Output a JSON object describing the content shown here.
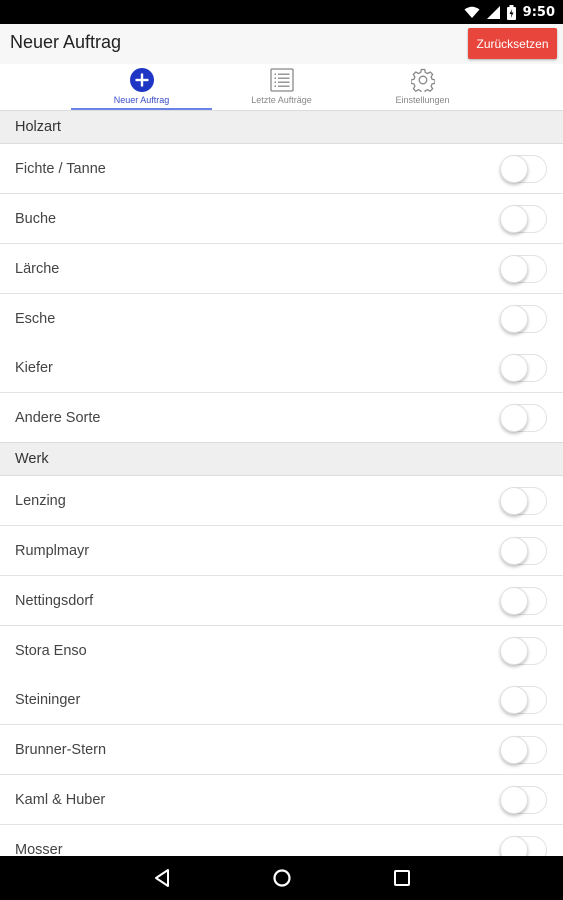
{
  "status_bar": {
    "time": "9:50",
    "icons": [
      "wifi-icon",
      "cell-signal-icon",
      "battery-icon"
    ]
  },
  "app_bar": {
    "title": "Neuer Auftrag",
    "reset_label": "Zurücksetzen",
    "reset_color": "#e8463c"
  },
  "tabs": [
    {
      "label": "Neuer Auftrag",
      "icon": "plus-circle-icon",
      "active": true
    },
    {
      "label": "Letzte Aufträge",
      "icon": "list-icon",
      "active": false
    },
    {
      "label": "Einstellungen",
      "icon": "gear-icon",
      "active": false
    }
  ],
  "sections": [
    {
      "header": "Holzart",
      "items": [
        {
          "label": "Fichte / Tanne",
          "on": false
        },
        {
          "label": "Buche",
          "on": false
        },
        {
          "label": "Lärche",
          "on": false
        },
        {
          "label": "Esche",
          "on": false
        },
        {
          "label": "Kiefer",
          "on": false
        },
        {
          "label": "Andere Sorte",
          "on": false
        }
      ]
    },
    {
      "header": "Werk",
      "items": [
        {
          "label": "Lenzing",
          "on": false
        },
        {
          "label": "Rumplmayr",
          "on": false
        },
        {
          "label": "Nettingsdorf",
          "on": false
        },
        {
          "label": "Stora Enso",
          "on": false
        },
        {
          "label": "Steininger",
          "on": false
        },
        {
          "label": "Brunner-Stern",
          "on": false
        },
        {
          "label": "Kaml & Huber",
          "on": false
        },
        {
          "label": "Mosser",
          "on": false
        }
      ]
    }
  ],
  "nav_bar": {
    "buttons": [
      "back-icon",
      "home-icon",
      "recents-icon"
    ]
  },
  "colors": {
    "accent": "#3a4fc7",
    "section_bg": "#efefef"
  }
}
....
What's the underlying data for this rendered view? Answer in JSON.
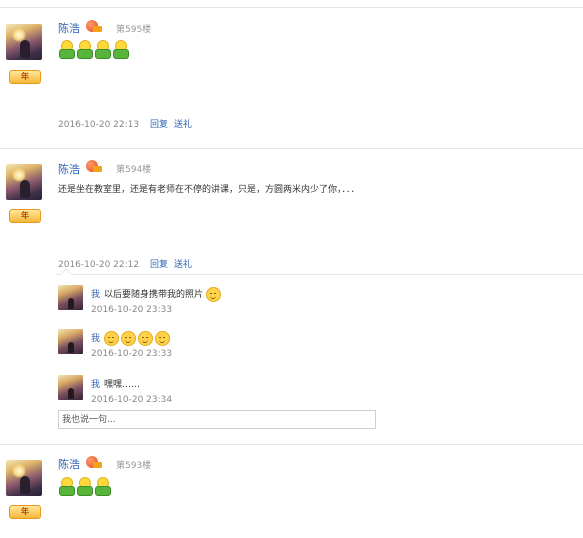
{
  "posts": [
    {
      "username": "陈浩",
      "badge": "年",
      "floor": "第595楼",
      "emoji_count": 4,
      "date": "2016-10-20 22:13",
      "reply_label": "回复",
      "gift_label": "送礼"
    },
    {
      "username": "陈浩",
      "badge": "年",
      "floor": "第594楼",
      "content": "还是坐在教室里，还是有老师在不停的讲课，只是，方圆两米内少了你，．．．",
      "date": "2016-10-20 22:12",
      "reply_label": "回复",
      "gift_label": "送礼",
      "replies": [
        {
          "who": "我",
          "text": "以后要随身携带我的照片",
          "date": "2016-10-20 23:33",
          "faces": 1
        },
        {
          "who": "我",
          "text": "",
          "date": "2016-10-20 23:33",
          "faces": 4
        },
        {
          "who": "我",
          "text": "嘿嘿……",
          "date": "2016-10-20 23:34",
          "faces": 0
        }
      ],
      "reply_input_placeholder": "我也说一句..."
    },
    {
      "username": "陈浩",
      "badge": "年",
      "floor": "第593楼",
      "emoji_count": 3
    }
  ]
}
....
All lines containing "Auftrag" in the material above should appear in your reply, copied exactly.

    "title": "Neuer Auftrag",
      "label": "Neuer Auftrag",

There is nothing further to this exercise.